§ Exercise instructions
Pull out every line below holding the word "JSON".

--- Given information Enclosed Below ---

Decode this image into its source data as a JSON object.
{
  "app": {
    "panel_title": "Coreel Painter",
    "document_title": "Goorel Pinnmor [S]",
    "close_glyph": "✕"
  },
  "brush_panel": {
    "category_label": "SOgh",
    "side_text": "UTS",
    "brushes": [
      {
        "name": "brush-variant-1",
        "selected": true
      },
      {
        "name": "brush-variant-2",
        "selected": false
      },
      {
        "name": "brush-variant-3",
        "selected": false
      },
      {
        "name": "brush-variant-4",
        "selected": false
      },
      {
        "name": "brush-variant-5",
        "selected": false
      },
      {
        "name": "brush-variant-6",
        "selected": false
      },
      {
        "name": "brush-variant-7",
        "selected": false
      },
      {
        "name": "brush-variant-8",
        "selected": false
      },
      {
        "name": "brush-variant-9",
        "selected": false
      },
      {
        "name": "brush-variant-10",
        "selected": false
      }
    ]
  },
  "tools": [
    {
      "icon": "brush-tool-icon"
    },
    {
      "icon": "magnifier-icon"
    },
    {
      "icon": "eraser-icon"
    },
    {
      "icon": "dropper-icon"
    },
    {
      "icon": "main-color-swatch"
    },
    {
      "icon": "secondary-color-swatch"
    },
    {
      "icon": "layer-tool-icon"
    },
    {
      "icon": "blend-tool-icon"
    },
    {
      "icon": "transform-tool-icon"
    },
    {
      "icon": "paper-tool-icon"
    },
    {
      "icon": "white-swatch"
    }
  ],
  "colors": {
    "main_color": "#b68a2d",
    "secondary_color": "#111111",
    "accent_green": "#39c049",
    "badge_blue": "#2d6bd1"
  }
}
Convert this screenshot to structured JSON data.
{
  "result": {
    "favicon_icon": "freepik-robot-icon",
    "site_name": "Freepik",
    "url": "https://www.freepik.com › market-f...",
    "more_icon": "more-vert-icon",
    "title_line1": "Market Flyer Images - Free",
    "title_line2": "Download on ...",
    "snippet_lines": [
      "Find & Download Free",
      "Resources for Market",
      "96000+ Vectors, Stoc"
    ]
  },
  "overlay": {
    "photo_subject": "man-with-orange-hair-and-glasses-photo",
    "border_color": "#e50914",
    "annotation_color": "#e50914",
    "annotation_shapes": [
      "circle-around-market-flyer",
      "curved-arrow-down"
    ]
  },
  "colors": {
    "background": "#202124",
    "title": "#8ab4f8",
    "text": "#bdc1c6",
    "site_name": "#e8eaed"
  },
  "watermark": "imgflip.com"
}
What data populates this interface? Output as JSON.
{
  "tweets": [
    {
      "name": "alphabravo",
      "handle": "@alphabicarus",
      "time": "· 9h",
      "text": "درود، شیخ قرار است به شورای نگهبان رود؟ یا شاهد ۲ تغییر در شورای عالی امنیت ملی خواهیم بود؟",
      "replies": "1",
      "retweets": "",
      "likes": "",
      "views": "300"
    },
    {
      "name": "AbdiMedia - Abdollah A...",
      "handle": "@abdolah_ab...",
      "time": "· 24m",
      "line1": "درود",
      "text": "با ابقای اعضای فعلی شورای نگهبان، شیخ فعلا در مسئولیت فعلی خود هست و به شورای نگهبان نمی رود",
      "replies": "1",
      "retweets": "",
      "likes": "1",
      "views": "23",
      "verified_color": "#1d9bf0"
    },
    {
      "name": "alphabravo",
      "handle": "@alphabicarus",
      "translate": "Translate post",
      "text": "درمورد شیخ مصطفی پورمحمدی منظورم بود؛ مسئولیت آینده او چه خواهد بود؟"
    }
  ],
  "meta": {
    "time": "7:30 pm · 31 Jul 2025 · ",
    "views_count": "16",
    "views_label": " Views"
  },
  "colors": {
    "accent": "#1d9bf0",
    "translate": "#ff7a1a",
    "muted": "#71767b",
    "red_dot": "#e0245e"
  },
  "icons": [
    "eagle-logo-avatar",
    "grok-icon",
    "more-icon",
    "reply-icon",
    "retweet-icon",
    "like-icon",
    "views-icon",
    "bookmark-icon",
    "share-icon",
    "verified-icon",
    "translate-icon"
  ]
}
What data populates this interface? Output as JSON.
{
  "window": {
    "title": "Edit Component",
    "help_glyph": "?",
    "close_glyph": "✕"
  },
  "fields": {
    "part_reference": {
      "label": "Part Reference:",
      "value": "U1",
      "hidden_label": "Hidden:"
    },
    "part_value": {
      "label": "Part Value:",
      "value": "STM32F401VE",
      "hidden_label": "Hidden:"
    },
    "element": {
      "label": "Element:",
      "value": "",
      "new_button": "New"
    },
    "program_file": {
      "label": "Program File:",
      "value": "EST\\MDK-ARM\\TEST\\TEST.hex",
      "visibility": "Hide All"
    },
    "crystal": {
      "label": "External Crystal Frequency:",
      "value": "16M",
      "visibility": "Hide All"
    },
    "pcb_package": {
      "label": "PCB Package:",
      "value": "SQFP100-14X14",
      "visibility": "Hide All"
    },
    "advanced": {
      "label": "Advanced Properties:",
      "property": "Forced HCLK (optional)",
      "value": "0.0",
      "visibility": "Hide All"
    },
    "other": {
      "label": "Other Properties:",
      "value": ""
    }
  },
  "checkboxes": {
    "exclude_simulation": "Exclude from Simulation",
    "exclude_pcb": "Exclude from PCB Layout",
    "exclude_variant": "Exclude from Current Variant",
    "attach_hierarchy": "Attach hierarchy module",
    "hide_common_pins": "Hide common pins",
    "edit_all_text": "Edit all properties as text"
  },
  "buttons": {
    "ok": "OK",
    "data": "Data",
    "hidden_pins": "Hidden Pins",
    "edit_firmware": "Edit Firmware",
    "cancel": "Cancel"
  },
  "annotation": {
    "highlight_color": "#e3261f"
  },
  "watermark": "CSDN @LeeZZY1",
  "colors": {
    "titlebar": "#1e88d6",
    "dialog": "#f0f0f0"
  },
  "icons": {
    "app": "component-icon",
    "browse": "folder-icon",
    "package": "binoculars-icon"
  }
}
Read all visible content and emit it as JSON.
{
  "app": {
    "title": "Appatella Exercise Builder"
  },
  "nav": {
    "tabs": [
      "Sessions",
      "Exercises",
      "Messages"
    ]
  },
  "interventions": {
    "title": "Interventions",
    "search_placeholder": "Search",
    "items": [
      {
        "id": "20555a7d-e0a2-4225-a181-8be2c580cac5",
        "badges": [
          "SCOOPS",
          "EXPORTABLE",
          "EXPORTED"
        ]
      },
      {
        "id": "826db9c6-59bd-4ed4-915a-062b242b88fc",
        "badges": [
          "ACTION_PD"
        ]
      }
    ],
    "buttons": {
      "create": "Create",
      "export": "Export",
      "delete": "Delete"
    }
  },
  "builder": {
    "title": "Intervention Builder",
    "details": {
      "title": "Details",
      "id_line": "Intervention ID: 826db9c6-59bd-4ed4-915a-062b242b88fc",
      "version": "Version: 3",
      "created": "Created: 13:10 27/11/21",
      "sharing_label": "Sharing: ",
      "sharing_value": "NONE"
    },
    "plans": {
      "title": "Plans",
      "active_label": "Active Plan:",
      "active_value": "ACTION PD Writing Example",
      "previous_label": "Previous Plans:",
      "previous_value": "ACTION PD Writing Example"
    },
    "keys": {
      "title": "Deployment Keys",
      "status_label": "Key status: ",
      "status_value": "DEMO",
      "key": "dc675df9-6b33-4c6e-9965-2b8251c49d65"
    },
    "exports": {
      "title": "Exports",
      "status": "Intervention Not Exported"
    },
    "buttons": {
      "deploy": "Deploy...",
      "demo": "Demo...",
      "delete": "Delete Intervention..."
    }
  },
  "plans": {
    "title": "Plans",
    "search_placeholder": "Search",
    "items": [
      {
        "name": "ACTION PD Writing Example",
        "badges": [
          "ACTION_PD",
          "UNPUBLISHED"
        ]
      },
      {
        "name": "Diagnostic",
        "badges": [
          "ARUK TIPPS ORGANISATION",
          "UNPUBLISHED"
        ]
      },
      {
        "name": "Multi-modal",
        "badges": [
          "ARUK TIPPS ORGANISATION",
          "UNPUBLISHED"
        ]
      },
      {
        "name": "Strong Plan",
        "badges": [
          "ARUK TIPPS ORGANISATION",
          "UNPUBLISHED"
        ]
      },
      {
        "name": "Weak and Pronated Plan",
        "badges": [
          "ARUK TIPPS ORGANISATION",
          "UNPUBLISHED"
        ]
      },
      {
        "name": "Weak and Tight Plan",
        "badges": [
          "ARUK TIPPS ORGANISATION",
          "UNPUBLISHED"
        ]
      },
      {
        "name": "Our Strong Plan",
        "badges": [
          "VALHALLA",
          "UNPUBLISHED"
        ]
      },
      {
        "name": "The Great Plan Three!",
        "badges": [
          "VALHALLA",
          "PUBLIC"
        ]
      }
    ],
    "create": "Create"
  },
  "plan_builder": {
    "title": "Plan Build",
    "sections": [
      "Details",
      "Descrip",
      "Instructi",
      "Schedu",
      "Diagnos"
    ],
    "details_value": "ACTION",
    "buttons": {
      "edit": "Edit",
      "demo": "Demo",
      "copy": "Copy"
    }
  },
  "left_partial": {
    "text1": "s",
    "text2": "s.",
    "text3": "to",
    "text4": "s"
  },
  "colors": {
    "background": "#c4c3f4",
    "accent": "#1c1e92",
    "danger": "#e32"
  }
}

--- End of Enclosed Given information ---

§ Final answer
Decode this image into its source data as a JSON object.
Convert this screenshot to structured JSON data.
What data populates this interface? Output as JSON.
What data populates this interface? Output as JSON.
Read all visible content and emit it as JSON.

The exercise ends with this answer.